# probability

## Make a yes-or-no decision with a given likelihood

The probablility P of something occurring is defined as the number of looked-for outcomes divided by the number of possible outcomes. For example, the probability that heads will show up on an unbiased coin flip is 1 (there is one instance of heads on the coin) divided by 2 (there are two possible outcomes, heads or tails), which means P = 0.5. With this definition, any probability can be described as a number in the range from 0 (impossible) to 1 (absolute certainty).

## Repeated notes at 6 related tempi, with different probabilities

This example (taken from Tutorial 37 in the original Max tutorials) demonstrates one way the passpct program, from the example "Pass a certain percentage of bangs", could be used. In order for this patch to work properly, you'll need to download that patch, passpct.maxpat, and store it in the Max file search path.

## Pass a certain percentage of bangs

To make a random decision between two things, you can use the decide object. To make a probabilistic decision between two things, with one thing being more likely than the other, you can use the random object to choose randomly from a larger set of numbers, then assign a majority of those choices to mean one thing (and the remaining minority to mean the other thing). An easy way to do this is with the < object.

## Random numbers without repetitions

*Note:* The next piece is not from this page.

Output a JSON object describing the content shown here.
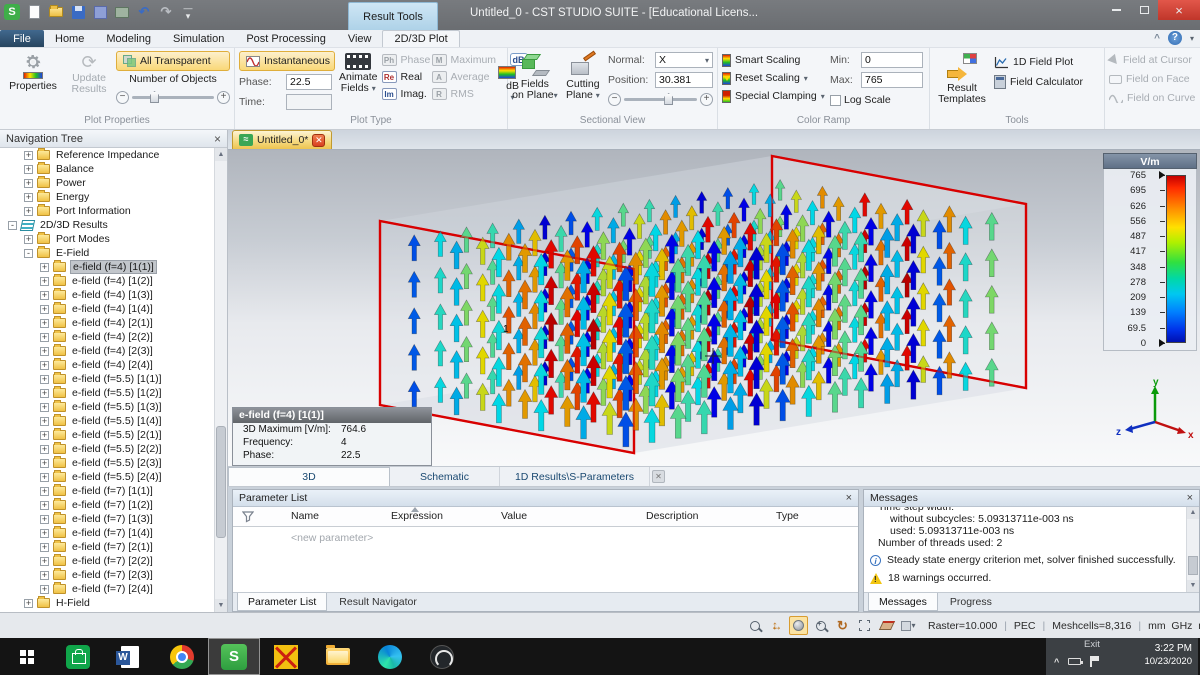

The random object outputs a pseudo-randomly chosen integer. The range of possible numbers is determined by the number received in the right inlet (or specified as a typed-in argument). Each time random receives a bang, it will output one of n possible numbers, ranging from 0 to n-1. Because each number has an equal probability of occurring each time, there’s a possibility that repetitions will occur. If you wish to prevent repetitions there are two approaches.